■ **Dataset excerpts**

*** Block opens ***

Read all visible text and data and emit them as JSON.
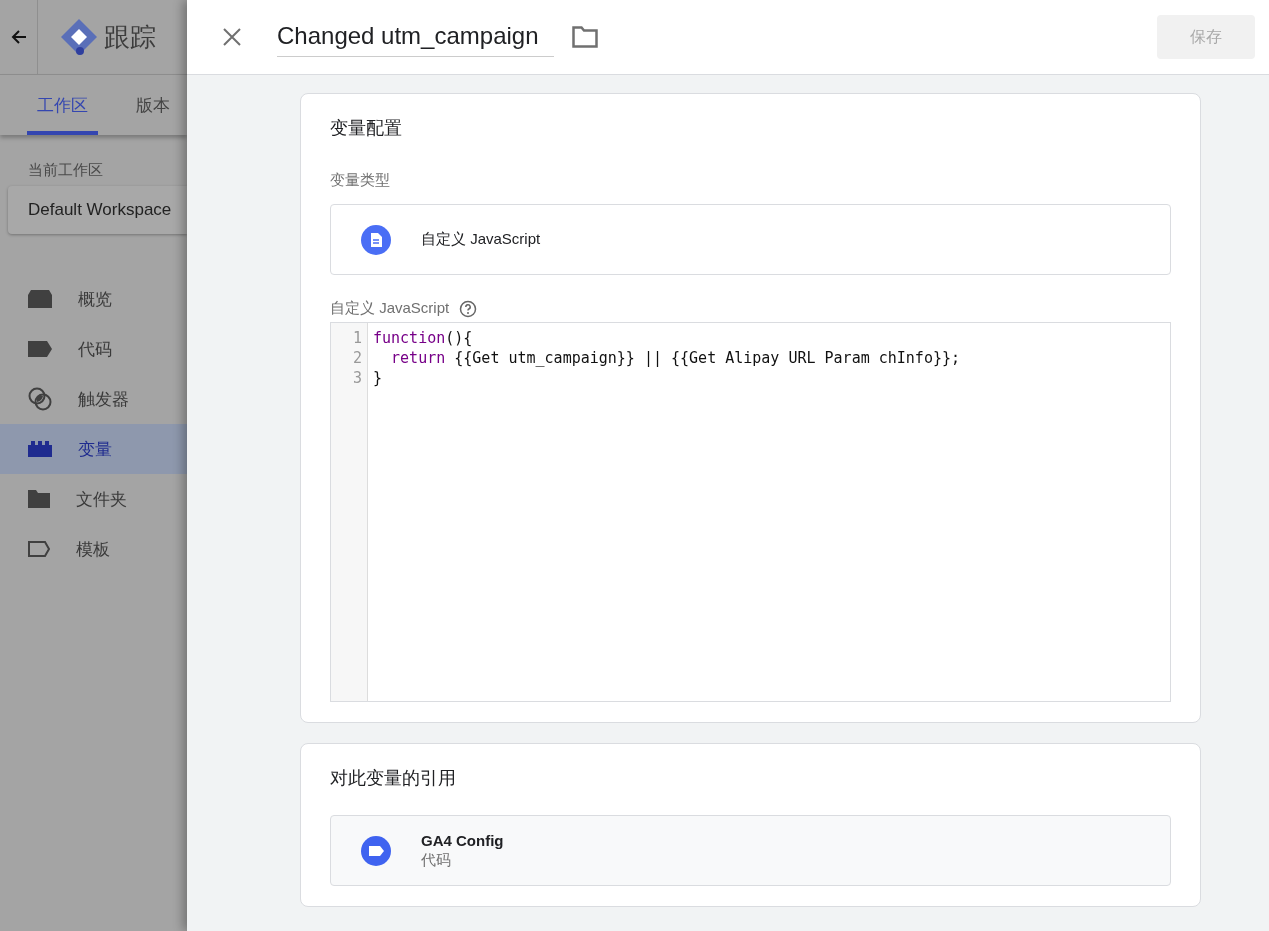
{
  "background_page": {
    "title": "跟踪",
    "tabs": [
      {
        "label": "工作区",
        "selected": true
      },
      {
        "label": "版本",
        "selected": false
      }
    ],
    "workspace_label": "当前工作区",
    "workspace": "Default Workspace",
    "nav": [
      {
        "label": "概览",
        "kind": "overview",
        "selected": false
      },
      {
        "label": "代码",
        "kind": "tag",
        "selected": false
      },
      {
        "label": "触发器",
        "kind": "trigger",
        "selected": false
      },
      {
        "label": "变量",
        "kind": "variable",
        "selected": true
      },
      {
        "label": "文件夹",
        "kind": "folder",
        "selected": false
      },
      {
        "label": "模板",
        "kind": "template",
        "selected": false
      }
    ]
  },
  "drawer": {
    "title": "Changed utm_campaign",
    "save_button": {
      "label": "保存",
      "disabled": true
    },
    "config": {
      "heading": "变量配置",
      "type_label": "变量类型",
      "type": "自定义 JavaScript",
      "code_label": "自定义 JavaScript",
      "code": [
        {
          "number": "1",
          "tokens": [
            {
              "kind": "keyword",
              "text": "function"
            },
            {
              "kind": "plain",
              "text": "(){"
            }
          ]
        },
        {
          "number": "2",
          "tokens": [
            {
              "kind": "keyword",
              "text": "  return"
            },
            {
              "kind": "plain",
              "text": " {{Get utm_campaign}} || {{Get Alipay URL Param chInfo}};"
            }
          ]
        },
        {
          "number": "3",
          "tokens": [
            {
              "kind": "plain",
              "text": "}"
            }
          ]
        }
      ]
    },
    "references": {
      "heading": "对此变量的引用",
      "items": [
        {
          "name": "GA4 Config",
          "type": "代码"
        }
      ]
    }
  }
}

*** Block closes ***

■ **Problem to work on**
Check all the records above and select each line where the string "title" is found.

■ **Written reply**
    "title": "跟踪",
    "title": "Changed utm_campaign",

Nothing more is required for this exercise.